Taking Fioricet Safely: Know the Risks

woman experiencing migraine

Many people wake up in the morning with a headache. Other people get headaches when their level of tension increases. Migraines, as a more severe form of a headache, can be debilitating. However, it is a tension headache that is actually the most common type of the disorder, affecting somewhere between 30 to 78 percent of the population.

Simple over-the-counter aspirin can mitigate a tension headache, but for more frequently occurring incidents, doctors sometimes prescribe a medication called Fioricet. Unfortunately, Fioricet brings with it some risk factors that may lead the patient to develop a Fioricet addiction. Can the medication be taken safely without running the risk of developing an addiction?

Fioricet Addiction vs. Chronic Headaches

The active ingredient in Fioricet is a barbiturate called Butalbital. It is an effective medication for relaxing the muscles that lead to tension headaches. While the medication also includes caffeine and acetaminophen, these drugs do not lead to Fioricet addiction. Fioricet is effective because it is a one-two punch against a tension headache. The Butalbital relaxes the muscles and relieves anxiety, which is causing the headache, while the acetaminophen relieves the pain. That makes the drug also effective for more severe migraine-type headaches.

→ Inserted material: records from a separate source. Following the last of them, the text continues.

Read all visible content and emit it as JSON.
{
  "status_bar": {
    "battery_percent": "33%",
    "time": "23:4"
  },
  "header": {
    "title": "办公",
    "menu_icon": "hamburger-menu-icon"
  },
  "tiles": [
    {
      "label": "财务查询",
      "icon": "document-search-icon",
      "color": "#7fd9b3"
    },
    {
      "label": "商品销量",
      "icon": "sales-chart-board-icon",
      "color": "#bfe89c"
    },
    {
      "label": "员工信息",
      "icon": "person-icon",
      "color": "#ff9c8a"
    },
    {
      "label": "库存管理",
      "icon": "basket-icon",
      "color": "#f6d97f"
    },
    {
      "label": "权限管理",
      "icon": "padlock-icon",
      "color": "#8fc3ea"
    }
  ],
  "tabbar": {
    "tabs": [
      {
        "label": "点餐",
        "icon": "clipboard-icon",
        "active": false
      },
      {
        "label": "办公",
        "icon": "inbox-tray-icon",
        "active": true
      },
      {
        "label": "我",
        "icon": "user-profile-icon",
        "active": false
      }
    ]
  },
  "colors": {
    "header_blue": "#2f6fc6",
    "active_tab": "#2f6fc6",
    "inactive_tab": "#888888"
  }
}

The problem is that Fioricet addiction can occur. Migraine.com points out the habit-forming nature of the medication. Headache sufferers that use Fioricet frequently can also suffer from a rebound headache, which is a side effect of using the drug. Very Well Health calls this the “medication overuse headache.” They also call it the “withdrawal headache.”

Other side effects include:

  • Drowsiness
  • Upset stomach
  • Vomiting
  • Stomach pain
  • Depression
  • Confusion
  • Skin rash
  • Itching
  • Difficulty breathing

Fioricet addiction can occur if you are taking the drug three times a week or 10 or more days per month. The withdrawal symptoms from Fioricet addiction can hit just 8 to 36 hours after the last dose.

Woman standing against a wall holding her hands to head.

Withdrawal symptoms from Fioricet addiction include:

  • Nausea and vomiting
  • Anxiety
  • Tremor
  • Weakness
  • Dizziness
  • Seizures
  • Weight loss
  • Insomnia

The risk of seizures is so high that a doctor should always supervise the process of detoxing from Fioricet. Discuss these and all risks with your doctor as part of the initial consultation about the headaches you have been experiencing. Medications like Fioricet may be fine for short-term use, but should always be monitored because of the high risk of addiction.

Additionally, the risk of intoxication while taking Fioricet is high. Fioricet intoxication can look like being high on alcohol, with coordination and memory problems, emotionalism and a lack of coordination. That makes taking this medication in combination with any other drugs or while operating machinery very risky.

Generally, because of the risk factors of taking Fioricet, this drug should be taken only in moderation. A physician should always monitor this medication because of the high risk of Fioricet addiction.

What if you have already developed a substance use disorder involving Fioricet? Addiction treatment programs help people struggling with Fioricet addiction or problems with any other substance. Contact The Recovery Village Ridgefield today to learn more about admissions if you need help.